They are, up to a point.

More than 170 public and private renewable energy projects across the U.S. created about 47,000 jobs last year, according to nonprofit, nonpartisan business group Environmental Entrepreneurs (E2). Since E2 started tracking green employment three years ago, more than 233,000 people have gone to work in clean energy and green public transportation jobs, according to the group’s recently published annual report.

The biggest winner last year was solar power, thanks partly to a federal investment tax credit (more about that in a minute). More than 20,000 new solar-related jobs were announced at 60 projects nationwide. Electric vehicles came in second, adding more than 9,000 jobs. General Motors, for one, is investing heavily in advanced battery technology, and streamlining its production methods to make electric cars more affordable. In 2014, the U.S. auto industry sold about 119,000 electric cars and trucks, an increase of 128% since 2012.

Still, green employment would no doubt be growing faster if climate change weren’t such a political hot potato, both in Washington and in many state capitals. Take, for instance, that federal tax credit for solar energy producers.

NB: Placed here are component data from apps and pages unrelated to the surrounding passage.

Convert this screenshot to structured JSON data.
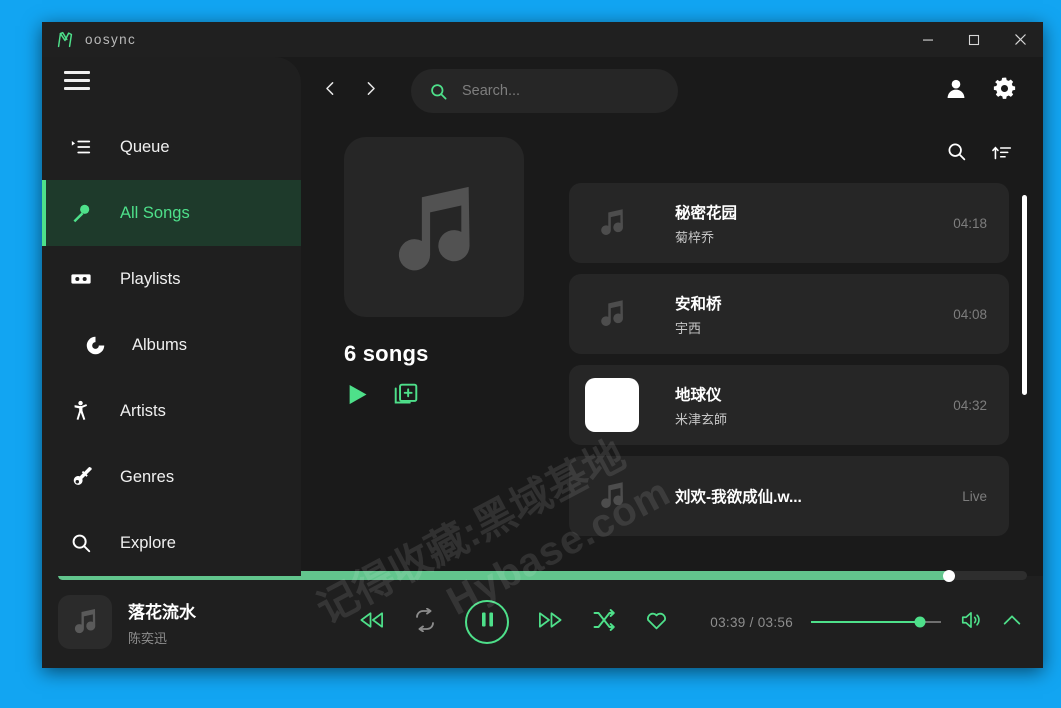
{
  "window": {
    "title": "oosync",
    "logo_icon": "moosync-logo-icon",
    "controls": {
      "minimize": "minimize-icon",
      "maximize": "maximize-icon",
      "close": "close-icon"
    }
  },
  "sidebar": {
    "menu_icon": "hamburger-icon",
    "items": [
      {
        "label": "Queue",
        "icon": "queue-icon",
        "active": false,
        "indent": false
      },
      {
        "label": "All Songs",
        "icon": "microphone-icon",
        "active": true,
        "indent": false
      },
      {
        "label": "Playlists",
        "icon": "cassette-icon",
        "active": false,
        "indent": false
      },
      {
        "label": "Albums",
        "icon": "disc-icon",
        "active": false,
        "indent": true
      },
      {
        "label": "Artists",
        "icon": "person-icon",
        "active": false,
        "indent": false
      },
      {
        "label": "Genres",
        "icon": "guitar-icon",
        "active": false,
        "indent": false
      },
      {
        "label": "Explore",
        "icon": "search-icon",
        "active": false,
        "indent": false
      }
    ]
  },
  "topbar": {
    "back_icon": "chevron-left-icon",
    "forward_icon": "chevron-right-icon",
    "search": {
      "icon": "search-icon",
      "value": "",
      "placeholder": "Search..."
    },
    "account_icon": "person-icon",
    "settings_icon": "gear-icon"
  },
  "hero": {
    "artwork_icon": "music-note-icon",
    "count_label": "6 songs",
    "play_icon": "play-icon",
    "add_to_queue_icon": "add-to-queue-icon"
  },
  "list": {
    "search_icon": "search-icon",
    "sort_icon": "sort-ascending-icon",
    "songs": [
      {
        "title": "秘密花园",
        "artist": "菊梓乔",
        "duration": "04:18",
        "art": "music-note-icon",
        "art_style": "default"
      },
      {
        "title": "安和桥",
        "artist": "宇西",
        "duration": "04:08",
        "art": "music-note-icon",
        "art_style": "default"
      },
      {
        "title": "地球仪",
        "artist": "米津玄師",
        "duration": "04:32",
        "art": "album-cover",
        "art_style": "white"
      },
      {
        "title": "刘欢-我欲成仙.w...",
        "artist": "",
        "duration": "Live",
        "art": "music-note-icon",
        "art_style": "default"
      }
    ]
  },
  "player": {
    "progress_percent": 92,
    "now_playing": {
      "artwork_icon": "music-note-icon",
      "title": "落花流水",
      "artist": "陈奕迅"
    },
    "controls": [
      {
        "name": "rewind-button",
        "icon": "rewind-icon",
        "state": "active"
      },
      {
        "name": "repeat-button",
        "icon": "repeat-icon",
        "state": "muted"
      },
      {
        "name": "play-pause-button",
        "icon": "pause-icon",
        "state": "active"
      },
      {
        "name": "fast-forward-button",
        "icon": "fast-forward-icon",
        "state": "active"
      },
      {
        "name": "shuffle-button",
        "icon": "shuffle-icon",
        "state": "active"
      },
      {
        "name": "favorite-button",
        "icon": "heart-icon",
        "state": "active"
      }
    ],
    "time_elapsed": "03:39",
    "time_total": "03:56",
    "time_display": "03:39 / 03:56",
    "volume_percent": 84,
    "volume_icon": "speaker-icon",
    "expand_icon": "chevron-up-icon"
  },
  "watermark": {
    "line1": "记得收藏:黑域基地",
    "line2": "Hybase.com"
  },
  "colors": {
    "accent_green": "#4ee08a",
    "progress_green": "#62c58d",
    "desktop_blue": "#12a5f2",
    "window_bg": "#1a1a1a",
    "sidebar_bg": "#1f1f1f",
    "row_bg": "#262626"
  }
}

Along with other factors like declining prices for the materials used in solar panels, the credit has energized the industry, encouraging solar equipment manufacturers like SolarWorld and First Solar to expand and add jobs at plants in Ohio, New York, and Oregon.

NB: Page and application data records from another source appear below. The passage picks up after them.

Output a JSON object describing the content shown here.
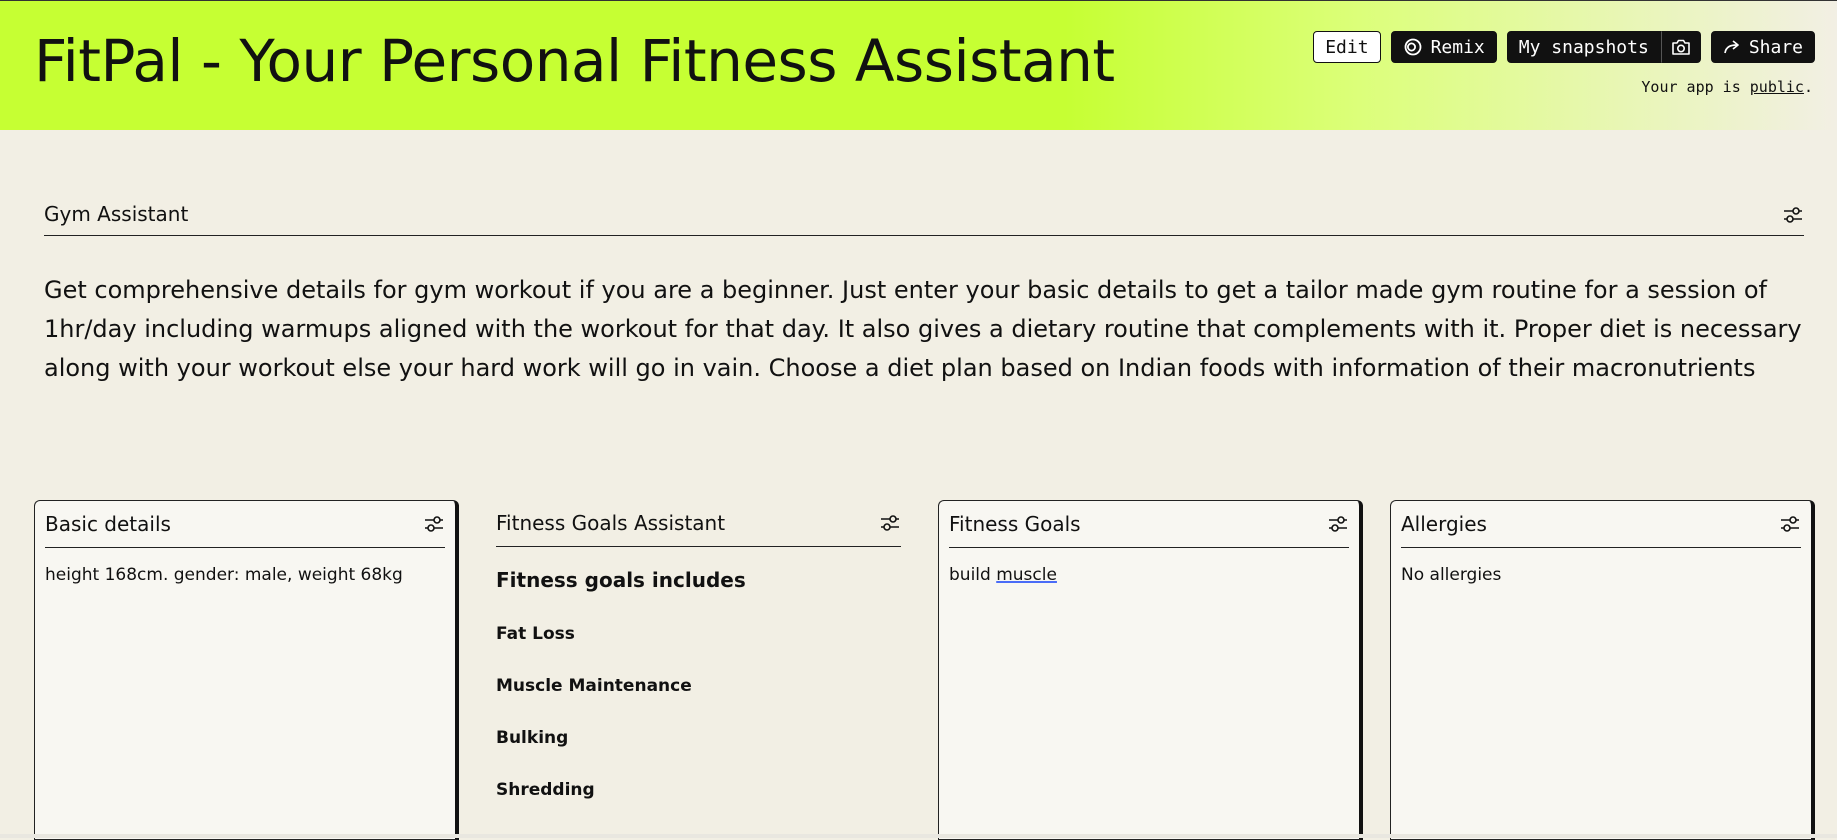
{
  "header": {
    "title": "FitPal - Your Personal Fitness Assistant",
    "buttons": {
      "edit": "Edit",
      "remix": "Remix",
      "snapshots": "My snapshots",
      "share": "Share"
    },
    "icons": {
      "remix": "remix-icon",
      "camera": "camera-icon",
      "share": "share-arrow-icon"
    },
    "public_note_prefix": "Your app is ",
    "public_link": "public",
    "public_note_suffix": ".",
    "colors": {
      "accent": "#c6ff33",
      "background": "#f2efe4",
      "button_dark": "#111111"
    }
  },
  "section": {
    "title": "Gym Assistant",
    "description": "Get comprehensive details for gym workout if you are a beginner. Just enter your basic details to get a tailor made gym routine for a session of 1hr/day including warmups aligned with the workout for that day. It also gives a dietary routine that complements with it. Proper diet is necessary along with your workout else your hard work will go in vain. Choose a diet plan based on Indian foods with information of their macronutrients"
  },
  "cards": {
    "basic_details": {
      "title": "Basic details",
      "value": "height 168cm. gender: male, weight 68kg"
    },
    "goals_assistant": {
      "title": "Fitness Goals Assistant",
      "heading": "Fitness goals includes",
      "items": [
        "Fat Loss",
        "Muscle Maintenance",
        "Bulking",
        "Shredding"
      ]
    },
    "fitness_goals": {
      "title": "Fitness Goals",
      "value_part1": "build ",
      "value_part2": "muscle"
    },
    "allergies": {
      "title": "Allergies",
      "value": "No allergies"
    }
  }
}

Just one problem: Would-be investors in solar are hesitating to get in too deep because the tax credit is set to expire at the end of 2016. It could be extended, of course, but consider what happened to a similar federal tax credit for wind energy that expired last December. Instead of authorizing it for at least another couple of years, as wind-energy advocates had hoped, Congress voted to renew it for two weeks. A bill passed on December 17 extended the credit only to projects that broke ground by December 31.

And then there’s all the well-publicized wrangling between Capitol Hill and the White House over issues like the Keystone Pipeline, coal-plant emissions standards, and Alaskan wilderness oil-drilling rights. The political tug-of-war on almost every energy-related public policy question has created “a climate of uncertainty that casts a cloud over clean energy industries,” notes Bob Keefe, E2’s executive director, who describes Congress as “sitting on Capitol Hill endlessly debating new ways to prop up coal, oil, and other dirty-energy companies.”

Some state capitals are just as polarized as Washington. So it’s no coincidence that the states with the most green job creation are those where public policy is friendly toward renewable energy, or at least stays out of the way.

In Nevada, for example, Governor Brian Sandoval and the state legislature successfully wooed Tesla Motors, which, last September, chose Reno as the site of its “Gigafactory,” a 500-acre, $5 billion lithium ion battery plant to support production of its electric cars. The factory will employ 6,500 full-time workers. In part because of tax breaks and other government goodies, Nevada has become a prime market for solar power companies like SolarCity, which quadrupled its projected hiring of panel installers in the state.

With politicians and the private sector in agreement about energy policy, Nevada ranks No. 1 in green job creation among the 50 states. The rest of the top 10, in descending order: California, New York, Michigan, Arizona, Texas, Colorado, North Carolina, Utah, and New Mexico.